### PROBLEM DESCRIPTION
The number of lines containing "this" is the only answer wanted; work it out from the entries below.

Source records
=== Section Start ===

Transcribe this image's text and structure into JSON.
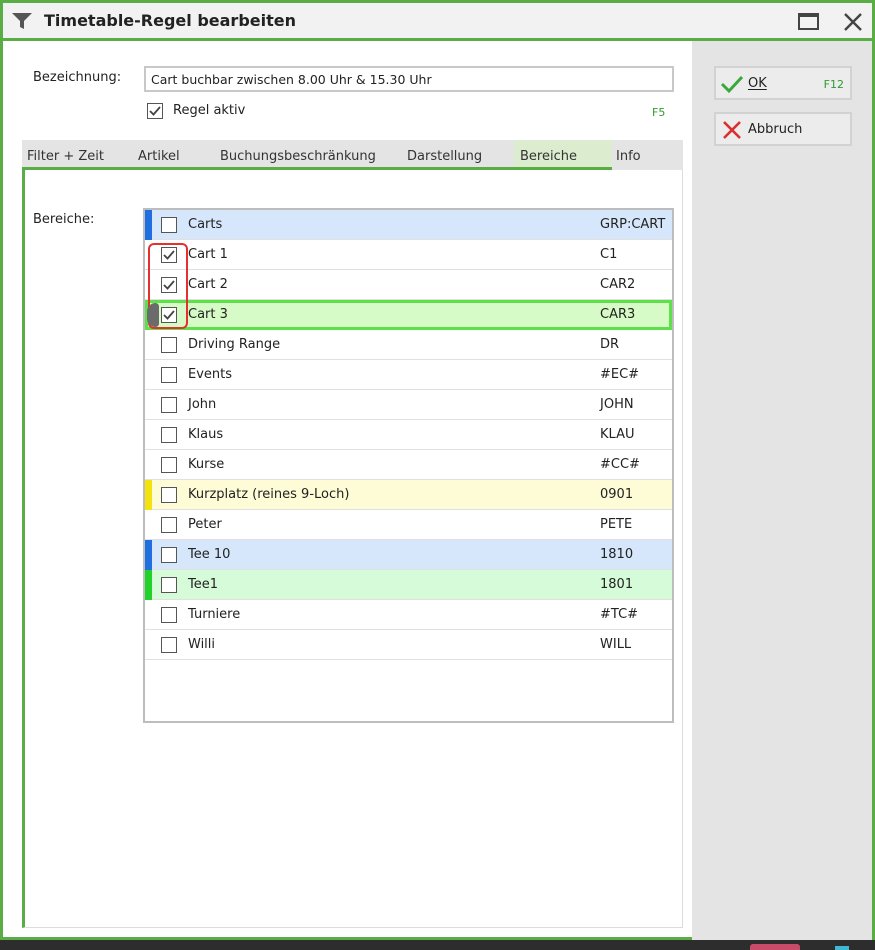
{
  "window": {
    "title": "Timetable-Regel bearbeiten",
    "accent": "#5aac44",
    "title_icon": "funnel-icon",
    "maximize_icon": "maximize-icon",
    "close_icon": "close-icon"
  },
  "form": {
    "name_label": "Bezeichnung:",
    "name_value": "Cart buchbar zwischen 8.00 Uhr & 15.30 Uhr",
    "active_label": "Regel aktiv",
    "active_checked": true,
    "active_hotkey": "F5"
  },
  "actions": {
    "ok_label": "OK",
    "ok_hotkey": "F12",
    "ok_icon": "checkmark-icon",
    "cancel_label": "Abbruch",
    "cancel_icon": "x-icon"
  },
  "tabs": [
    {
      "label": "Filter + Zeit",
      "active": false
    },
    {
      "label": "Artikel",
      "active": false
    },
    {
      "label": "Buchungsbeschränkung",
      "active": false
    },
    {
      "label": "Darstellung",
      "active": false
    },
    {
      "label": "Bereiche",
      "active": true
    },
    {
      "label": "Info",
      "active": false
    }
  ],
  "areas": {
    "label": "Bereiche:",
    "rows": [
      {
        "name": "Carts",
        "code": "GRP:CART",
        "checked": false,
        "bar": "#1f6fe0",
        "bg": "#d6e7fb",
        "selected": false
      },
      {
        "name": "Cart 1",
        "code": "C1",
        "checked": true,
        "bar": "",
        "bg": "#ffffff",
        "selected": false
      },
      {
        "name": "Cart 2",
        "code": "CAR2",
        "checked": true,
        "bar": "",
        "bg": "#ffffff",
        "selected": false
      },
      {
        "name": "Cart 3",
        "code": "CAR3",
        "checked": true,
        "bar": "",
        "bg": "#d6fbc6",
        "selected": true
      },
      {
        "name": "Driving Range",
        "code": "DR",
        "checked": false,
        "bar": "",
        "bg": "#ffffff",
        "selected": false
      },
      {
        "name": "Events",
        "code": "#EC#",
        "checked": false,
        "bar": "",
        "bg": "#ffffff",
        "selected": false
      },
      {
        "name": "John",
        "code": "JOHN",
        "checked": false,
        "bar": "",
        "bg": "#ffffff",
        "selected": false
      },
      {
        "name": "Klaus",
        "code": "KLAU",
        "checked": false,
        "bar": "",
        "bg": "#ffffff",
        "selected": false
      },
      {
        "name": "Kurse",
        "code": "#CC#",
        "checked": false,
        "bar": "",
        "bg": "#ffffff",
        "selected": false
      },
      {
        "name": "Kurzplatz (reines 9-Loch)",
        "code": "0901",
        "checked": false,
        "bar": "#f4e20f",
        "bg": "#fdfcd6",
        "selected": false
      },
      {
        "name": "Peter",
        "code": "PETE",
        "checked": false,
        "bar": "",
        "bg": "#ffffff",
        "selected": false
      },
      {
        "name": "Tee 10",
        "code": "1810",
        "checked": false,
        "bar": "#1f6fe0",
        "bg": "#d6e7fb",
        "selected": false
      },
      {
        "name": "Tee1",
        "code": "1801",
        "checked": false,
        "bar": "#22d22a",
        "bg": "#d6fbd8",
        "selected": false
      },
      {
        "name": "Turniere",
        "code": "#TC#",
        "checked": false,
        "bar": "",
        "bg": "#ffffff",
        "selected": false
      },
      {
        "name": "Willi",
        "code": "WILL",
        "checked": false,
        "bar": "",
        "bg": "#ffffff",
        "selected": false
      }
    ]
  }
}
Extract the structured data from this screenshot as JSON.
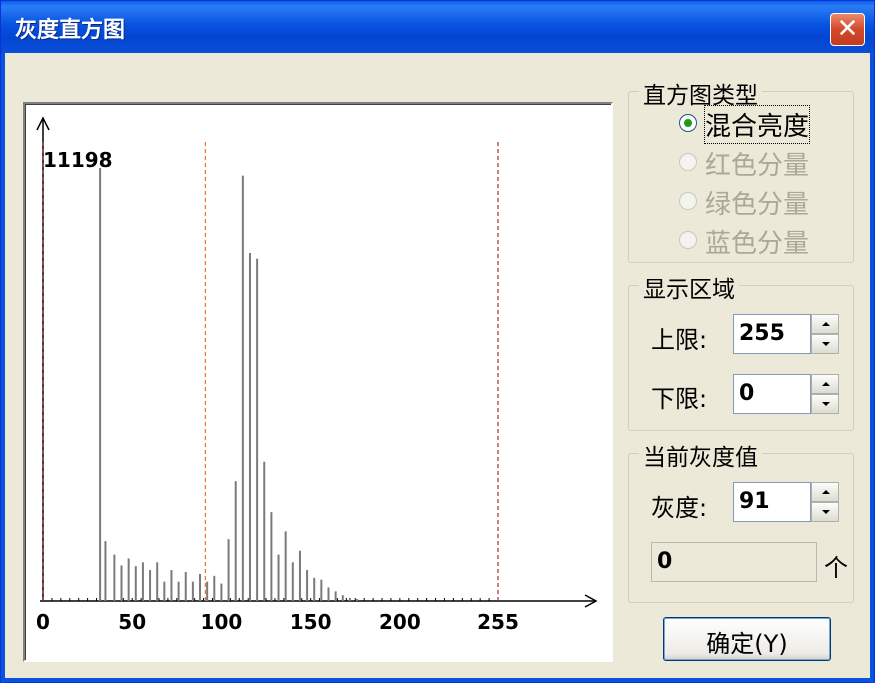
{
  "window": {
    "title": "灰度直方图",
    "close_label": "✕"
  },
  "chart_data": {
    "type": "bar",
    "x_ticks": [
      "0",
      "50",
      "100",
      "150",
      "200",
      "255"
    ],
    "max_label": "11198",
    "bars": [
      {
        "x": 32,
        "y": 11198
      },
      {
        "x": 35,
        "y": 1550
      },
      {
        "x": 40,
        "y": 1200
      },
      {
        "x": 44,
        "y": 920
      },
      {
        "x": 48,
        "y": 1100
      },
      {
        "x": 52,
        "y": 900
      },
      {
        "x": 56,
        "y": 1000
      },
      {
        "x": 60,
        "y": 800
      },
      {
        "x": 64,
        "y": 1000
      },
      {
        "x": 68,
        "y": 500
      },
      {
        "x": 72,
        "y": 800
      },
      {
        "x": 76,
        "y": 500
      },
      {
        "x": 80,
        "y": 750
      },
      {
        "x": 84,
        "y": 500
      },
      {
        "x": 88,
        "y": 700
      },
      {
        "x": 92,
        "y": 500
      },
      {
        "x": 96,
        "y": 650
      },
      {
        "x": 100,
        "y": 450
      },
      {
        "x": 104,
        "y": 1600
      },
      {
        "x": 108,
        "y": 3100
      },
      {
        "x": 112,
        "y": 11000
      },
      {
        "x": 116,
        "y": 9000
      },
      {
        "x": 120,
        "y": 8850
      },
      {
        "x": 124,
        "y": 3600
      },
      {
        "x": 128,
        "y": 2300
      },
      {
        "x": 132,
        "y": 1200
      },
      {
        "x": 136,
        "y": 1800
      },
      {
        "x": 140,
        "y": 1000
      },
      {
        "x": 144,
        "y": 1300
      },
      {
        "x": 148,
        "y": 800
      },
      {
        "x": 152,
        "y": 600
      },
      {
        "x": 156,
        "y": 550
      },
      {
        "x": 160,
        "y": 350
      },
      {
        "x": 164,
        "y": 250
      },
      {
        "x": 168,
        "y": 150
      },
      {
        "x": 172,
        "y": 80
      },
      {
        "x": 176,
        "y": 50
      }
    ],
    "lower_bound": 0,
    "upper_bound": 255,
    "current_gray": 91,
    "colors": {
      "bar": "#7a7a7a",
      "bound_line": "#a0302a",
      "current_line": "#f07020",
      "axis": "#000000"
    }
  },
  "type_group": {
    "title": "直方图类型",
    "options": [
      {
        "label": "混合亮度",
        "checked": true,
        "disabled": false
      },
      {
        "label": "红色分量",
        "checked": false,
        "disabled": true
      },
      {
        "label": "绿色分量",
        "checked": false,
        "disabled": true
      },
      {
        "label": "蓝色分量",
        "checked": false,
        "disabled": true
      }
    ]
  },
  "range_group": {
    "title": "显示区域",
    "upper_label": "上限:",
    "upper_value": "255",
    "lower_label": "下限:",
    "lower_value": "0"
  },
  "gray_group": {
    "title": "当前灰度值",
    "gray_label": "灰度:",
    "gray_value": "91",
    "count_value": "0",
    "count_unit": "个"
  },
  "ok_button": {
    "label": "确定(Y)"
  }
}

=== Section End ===

### RESULT OF THE TASK
2